Another example of Sue being Attuned to me in this session was that she dialogued with me in a way that she would not have done with her father. This was mainly because she saw me as validating her ‘sense of being’ and that I was sensitive to her fundamental needs.

Involvement, as with Inquiry and Attunement, is basically about the therapist being fully present and in full contact with the client. It is through involvement that we validate and Normalize the client’s experiences. In other words we involve ourselves through the use of Inquiry and Attune¬ment in the world of the client. It is through Involvement with the client that we come to understand the very nature of the person that we are working with.

An example of how I used the method of Involvement with Sue was specifically evident at the end of the session when I asked how she felt now, and encouraged her to integrate and to remember the warmth of her visual images of me and how I am different from her father. My involvement was very much anchored through the bonding that I undertook to anchor the feeling of warmth that Sue had developed towards me through the session.

This was symbolized by the hug that she asked for from me, and that I gave her at the very end of the work.

This hug is true involvement of Contact at the somatic level, which she can then carry away from the therapy session with her into her present day life.

The active Relationship therapy model that I followed with Sue can be summarized as follows:

Through Inquiry I have found out what Sue wanted, and by Attunement with her, we got into the feel of the therapeutic process and therefore helped facilitate what she wanted to experience, which has made it possible for me to be me, and her to be her. Involvement is me using my presence to help anchor arid encourage what has happened between us within the therapy process. The hug encapsulated the involvement which existed within the whole of the therapeutic session.

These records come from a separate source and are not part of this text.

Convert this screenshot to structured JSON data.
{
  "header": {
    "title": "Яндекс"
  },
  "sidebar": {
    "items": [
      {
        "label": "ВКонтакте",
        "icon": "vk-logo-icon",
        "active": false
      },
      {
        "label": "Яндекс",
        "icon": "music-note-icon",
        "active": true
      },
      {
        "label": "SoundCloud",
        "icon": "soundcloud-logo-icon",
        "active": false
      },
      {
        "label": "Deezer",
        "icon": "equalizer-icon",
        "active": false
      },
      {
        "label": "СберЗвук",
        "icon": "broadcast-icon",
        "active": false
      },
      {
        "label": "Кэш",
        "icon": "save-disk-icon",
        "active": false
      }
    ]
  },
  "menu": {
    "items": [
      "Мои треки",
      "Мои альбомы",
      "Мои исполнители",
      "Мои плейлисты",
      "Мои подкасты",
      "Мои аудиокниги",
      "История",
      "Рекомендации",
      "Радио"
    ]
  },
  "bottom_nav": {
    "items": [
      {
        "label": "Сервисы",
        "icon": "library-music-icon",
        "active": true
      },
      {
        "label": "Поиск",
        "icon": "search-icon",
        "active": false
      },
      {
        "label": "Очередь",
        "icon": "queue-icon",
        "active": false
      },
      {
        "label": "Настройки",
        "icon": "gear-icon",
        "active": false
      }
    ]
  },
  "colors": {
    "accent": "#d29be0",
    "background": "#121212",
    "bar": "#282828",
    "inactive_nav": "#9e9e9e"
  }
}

Indeed it was through her” Relationship” with me in the “here and now! that the “Real “healing took place and could be worked through within the different aspect of the Self!

Bob Cooke

Bob Cooke

Leave a Comment

0 0 votes
Article Rating
Notify of
Inline Feedbacks
View all comments

Bob Cooke is Psychotherapist, Trainer, Consultant and Supervisor with an international reputation.  In 1987 he founded the Manchester Institute for Psychotherapy (to the present day), of which he is the director. He is also responsible for the Institute’s training programme and oversees trainees from first year to full clinical membership of the UKCP.

Recent Posts


Weekly Tutorial

Would love your thoughts, please comment.x